So, long-time reader of this blog will know that for me, the first 7ish chapters of a novel usually fly past. It's when I hit chapter 8 that I hit trouble. (I can't find a post to back this up, but trust me: it's true. It's also the reason why I have so many first-seven-chapters of novels littering my harddrive o.0)
How Not To Take Over The World, the spoofy fantasy novel that I'm writing for NaNoWriMo, is running fit and true to form: the first 8 chapters flew past in a blur of giggles and glee... And then I hit chapter 9.
Slam. Right into that wall.
So, what do I do when all the impetus that keeps my work going come screeching to a halt? When my plot starts getting Serious and I have to actually think about keeping the characters within the bounds of the story, when I have to start saying no to random fun tangents and basically my whole self-esteem as a writing drops through the floor - Can I do this? Can I really tie all this squee together into something coherent? How can I live up to the standard of the first few chapters, which are funny?
Usually, when I write a novel, I outline thusly: I start the novel with a reasonable idea of how it will end, and some inklings as to what the midpoint change will be. I write a chapter. I get ideas, and I write the next chapter. For the first 7-8, I'm usually outlining a chapter or two ahead as the current scenes spark ideas for new ones.

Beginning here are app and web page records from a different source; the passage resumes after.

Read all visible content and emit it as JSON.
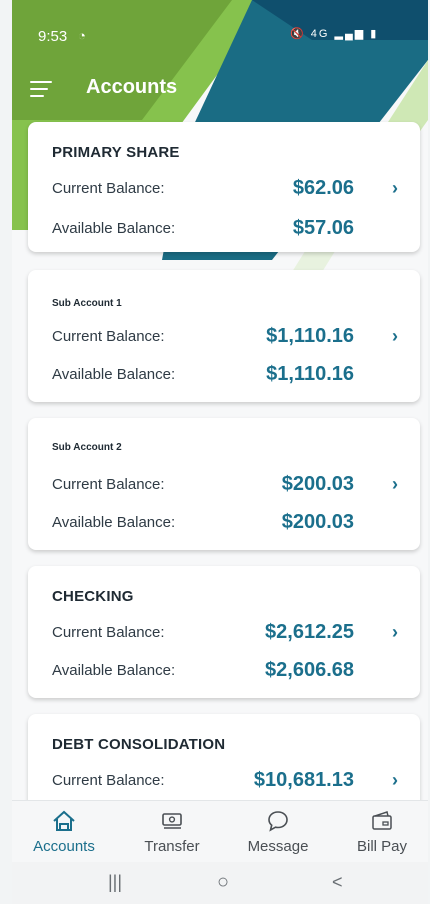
{
  "status_bar": {
    "time": "9:53",
    "icons": "◔",
    "signal": "🔇 4G ▂▄▆ ▮"
  },
  "app_bar": {
    "title": "Accounts"
  },
  "colors": {
    "accent": "#1b6f8c",
    "teal_dark": "#0f4f6d",
    "green": "#7cc04a"
  },
  "accounts": [
    {
      "title": "PRIMARY SHARE",
      "title_style": "bold",
      "current_label": "Current Balance:",
      "current": "$62.06",
      "available_label": "Available Balance:",
      "available": "$57.06"
    },
    {
      "title": "Sub Account 1",
      "title_style": "small",
      "current_label": "Current Balance:",
      "current": "$1,110.16",
      "available_label": "Available Balance:",
      "available": "$1,110.16"
    },
    {
      "title": "Sub Account 2",
      "title_style": "small",
      "current_label": "Current Balance:",
      "current": "$200.03",
      "available_label": "Available Balance:",
      "available": "$200.03"
    },
    {
      "title": "CHECKING",
      "title_style": "bold",
      "current_label": "Current Balance:",
      "current": "$2,612.25",
      "available_label": "Available Balance:",
      "available": "$2,606.68"
    },
    {
      "title": "DEBT CONSOLIDATION",
      "title_style": "bold",
      "current_label": "Current Balance:",
      "current": "$10,681.13"
    }
  ],
  "bottom_nav": [
    {
      "label": "Accounts",
      "icon": "home-icon",
      "active": true
    },
    {
      "label": "Transfer",
      "icon": "money-icon",
      "active": false
    },
    {
      "label": "Message",
      "icon": "chat-icon",
      "active": false
    },
    {
      "label": "Bill Pay",
      "icon": "bill-icon",
      "active": false
    }
  ],
  "system_nav": {
    "recents": "|||",
    "home": "○",
    "back": "<"
  }
}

Then I hit the end of act one: The Wall. Ordinarily, it's about now that the plot starts coming together, I see how things are going to fit into the storyline, and I'll outline to about the middle of the novel. As I draw closer to the middle, I'll outline about that number of chapters again further on - so I'm always say ten chapters ahead with the outline.
When I hit the middle, or just past, I'll have an outline nearly to the end anyway, so I'll usually sit down and outline all the way to the end at this point.
Note that when I say outline, I mean the Line For Scene (L4S) method: just a single sentence describing the main conflict of the scene - although sometimes I'll throw in some dialogue too if it comes to me ;)
That's how I'd usually do it; and usually, I'd struggle through the middle with none of the delight that I had in the first chapters, plodding onward because that's what my outline tells me to do. I'd finish the book, but by then I'd be sick of it, because I knew everything that was going to happen and nothing surprised me. I didn't let anything surprise me.
Which is totally contradictory to everything I've learned and know about writing. We write to have fun, we write to discover, to be surprised and delighted - and by outlining as I do, for me, it kills the joy of the spontaneity that I find in the first handful of chapters. I say "for me", because some people do outline comprehensively, and it works for them. Good on them, I say :)
But this time, I'm going to try something different. It's NaNo, after all, and setting yourself free from your usual rules and boundaries is practically in the rules.
This time, I'm going to remember everything I learned in the Think Sideways course about creating surprises that surprise even me; about 'leaving toys on the floor' as I write for my subconscious to pick up later and turn into twists and turns.
I'm also going to remember everything I'd learned recently by experience about listening to my characters. When I get stuck, I'm going to resist the temptation to plot and outline my way through it by logic; people aren't always logical, after all. Instead, I'm going to sit back, visualise my character and where they are, and ask them what they're doing.
They'll show me; they already have.
And hopefully, this will allow me to hold onto that feeling of spontaneity and delight that's seen me through the first 8 chapters - though of course, I still worry that the story will suck :D hehe.
So, NaNo. I cracked 25k yesterday, and am pretty much on target to finish 50k comfortably in the month. Who else is doing it? How are you going? What have you learned so far? And no, you can't say nothing - because every time we write, we learn something, even if it's only to never, ever use second person omniscient tense while utilising a backwards timeframe again O:) :D